In April 2014, Iñaki Lamata and his cousin Carlos Rubio launched EatOutManila, a “hassle-free online reservations system” for Filipino foodies. Rubio first learned of the technology in Europe where online restaurant reservation is widely practiced.
Lamata admits to being frustrated with manual restaurant reservations gone wrong. “We’ve done bookings that led to frustration—double bookings, cancellations, waiting in line for a confirmed reservation—and we wondered if there was any way we could do this conveniently,” he says. With EatOutManila, customers are able to complete each booking transaction from end to end in real time.
As long as users have Internet connection, they can reserve a table from a list of more than 100 restaurants. “We have search parameters such as location, price points, and proximity for someone who is not familiar with the area,” he assures.
How it works
Users access the website or download the app through their mobile phones, register, and then book their reservations by selecting the restaurant, time, date, and number of people.
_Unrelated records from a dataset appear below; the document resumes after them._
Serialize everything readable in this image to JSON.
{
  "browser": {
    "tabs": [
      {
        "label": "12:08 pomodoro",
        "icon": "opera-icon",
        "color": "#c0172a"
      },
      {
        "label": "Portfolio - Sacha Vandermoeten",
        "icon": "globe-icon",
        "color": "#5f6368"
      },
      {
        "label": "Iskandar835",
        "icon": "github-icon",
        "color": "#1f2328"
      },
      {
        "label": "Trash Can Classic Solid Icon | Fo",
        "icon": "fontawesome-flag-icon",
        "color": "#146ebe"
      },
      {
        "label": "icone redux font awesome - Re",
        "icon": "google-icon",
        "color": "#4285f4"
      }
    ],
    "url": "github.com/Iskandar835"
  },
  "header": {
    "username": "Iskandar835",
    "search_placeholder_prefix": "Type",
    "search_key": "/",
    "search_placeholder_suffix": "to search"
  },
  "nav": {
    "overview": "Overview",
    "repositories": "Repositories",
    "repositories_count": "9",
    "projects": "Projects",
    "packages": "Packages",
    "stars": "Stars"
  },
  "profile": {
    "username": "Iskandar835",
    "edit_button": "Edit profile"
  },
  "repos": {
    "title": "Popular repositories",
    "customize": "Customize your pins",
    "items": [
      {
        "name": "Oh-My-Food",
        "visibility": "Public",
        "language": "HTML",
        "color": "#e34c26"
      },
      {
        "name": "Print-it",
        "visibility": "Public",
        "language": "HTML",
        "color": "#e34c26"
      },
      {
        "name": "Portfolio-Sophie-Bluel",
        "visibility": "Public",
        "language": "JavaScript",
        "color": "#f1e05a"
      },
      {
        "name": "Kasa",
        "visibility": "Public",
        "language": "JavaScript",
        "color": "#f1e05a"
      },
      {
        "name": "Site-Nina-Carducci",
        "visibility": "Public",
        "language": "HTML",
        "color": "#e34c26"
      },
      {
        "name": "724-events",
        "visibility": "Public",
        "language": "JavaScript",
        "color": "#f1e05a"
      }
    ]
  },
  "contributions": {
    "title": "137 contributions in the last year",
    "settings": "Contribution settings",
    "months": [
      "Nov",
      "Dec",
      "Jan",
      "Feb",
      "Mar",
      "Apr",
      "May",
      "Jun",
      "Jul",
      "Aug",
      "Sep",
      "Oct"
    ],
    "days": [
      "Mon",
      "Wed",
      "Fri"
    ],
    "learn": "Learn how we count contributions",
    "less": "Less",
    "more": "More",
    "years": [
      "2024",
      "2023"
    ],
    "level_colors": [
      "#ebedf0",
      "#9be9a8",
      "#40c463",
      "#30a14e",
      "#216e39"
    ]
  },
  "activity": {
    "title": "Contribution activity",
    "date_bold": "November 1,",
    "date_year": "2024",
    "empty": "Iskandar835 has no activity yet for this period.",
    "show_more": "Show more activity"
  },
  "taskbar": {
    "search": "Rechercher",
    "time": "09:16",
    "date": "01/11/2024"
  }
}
Once done, the user will then receive an email confirmation of the reservation, while the restaurant’s system is updated real time.
On top of guaranteed seating, users are entitled to discounts, freebies, and special promotions. “As customers ourselves, we have a good understanding of the enhancements that should be made and areas to be improved when it comes to booking tables at restaurants,” says Lamata.
Use of the app is free, while restaurants pay a monthly retainer of P1,000 to P1,500 to use the booking reservation management system that can modify or cancel the reservations, send email notifications, and even assign tables.
The first restaurant reservation mobile application in the Philippines, EatOutManila is available only in Metro Manila, but its founders hope to launch it in other areas such as Cebu and Boracay. The recent entry of an international competitor does not faze Lamata, who says they are working on further enhancements to cope with the changing needs of the market.
“We’re looking at incorporating social media so that users can share their favorite dining establishments and hangouts with their friends, as well as include a review and rewards system for the restaurant partners,” says Lamata.
This article was originally published in the November 2014 issue of Entrepreneur magazine. Subscribe to the print or digital version here.